A congressional committee in Brazil approved a constitutional amendment on Thursday that would limit public spending increases for 20 years, handing President Michel Temer an initial victory in his plan to plug a widening deficit. The lower house committee voted 23-7 to pass the proposal, which will be put to a vote in the full chamber early next week. Its approval requires two votes in the plenary of the lower house and two more in the Senate, needing a three-fifths majority in each.
The unprecedented amendment, which limits the growth of federal spending to the rate of inflation of the previous year, is aimed at gradually closing a yawning budget gap that topped 10 per cent of gross domestic product (GDP) last year.
It is the first of a series of austerity measures to assuage market concerns that the once-booming economy, which was stripped of its investment grade rating last year, could be hurtling towards a debt crisis.
The cap would mark a sea change for public finances in a country where governments have long spent more than they earned.
In an interview with media before the vote, Finance Minister Henrique Meirelles said the approval of the ceiling in the committee would be a “important step to implement the fiscal adjustment.”
The cap proposes penalties for branches of the federal government that surpass the spending ceiling, including freezes in wage increases and new hires.
Analysts say a further reform to slash the cost of an overburdened pension system is crucial to bring the deficit under control, in addition to measures to curb spending and increase revenues.
Temer, who took over the presidency on an interim basis in May when president Dilma Rousseff was impeached, has vowed to balance Brazil’s overdrawn accounts.
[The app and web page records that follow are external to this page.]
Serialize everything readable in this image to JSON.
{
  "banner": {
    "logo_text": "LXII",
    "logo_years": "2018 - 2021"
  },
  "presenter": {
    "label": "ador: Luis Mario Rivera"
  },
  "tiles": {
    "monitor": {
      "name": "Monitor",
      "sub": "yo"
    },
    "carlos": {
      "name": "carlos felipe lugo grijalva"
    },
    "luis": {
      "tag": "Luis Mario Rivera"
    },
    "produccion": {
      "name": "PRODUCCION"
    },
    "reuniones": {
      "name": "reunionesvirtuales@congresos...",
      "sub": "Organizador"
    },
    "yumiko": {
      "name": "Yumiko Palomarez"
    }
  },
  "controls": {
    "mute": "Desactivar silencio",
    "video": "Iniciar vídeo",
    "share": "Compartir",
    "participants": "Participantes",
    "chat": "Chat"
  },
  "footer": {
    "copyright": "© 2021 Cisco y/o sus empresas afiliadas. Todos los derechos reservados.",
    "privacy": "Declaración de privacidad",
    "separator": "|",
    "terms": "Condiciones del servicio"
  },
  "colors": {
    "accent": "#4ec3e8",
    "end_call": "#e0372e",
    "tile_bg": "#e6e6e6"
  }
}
His government has stepped up its reform efforts since
Rousseff was formally dismissed in August, launching a campaign this week to convince Brazilians of the need to tighten belts.
Temer has warned that pension system’s deficit will hit 100 billion real ($31 billion) this year and could reach 150 billion by end-2017.
“At some point a retired person will knock on the government’s door and there won’t be money to pay their pension,” he said in a TV interview on Wednesday. He said the government would not tax its way out of the fiscal crunch.
The spending cap is expected to win approval in Congress, but the measure has fanned a heated debate about austerity in a country battered by a two-year recession, high inflation and rising unemployment.
“The government says this will help the war on unemployment, but this is war on the unemployed because their health services will decline and there will be less money for education,” said Alessandro Molon of the left-of-center Rede party.
Thursday’s committee meeting was disrupted by teachers who protested that the amendment would reduce spending for education. They were removed by security guards.
Temer’s government and allies are confident the amendment has enough support to clear a first vote in the lower house on Monday or Tuesday and win full approval by Congress before year-end.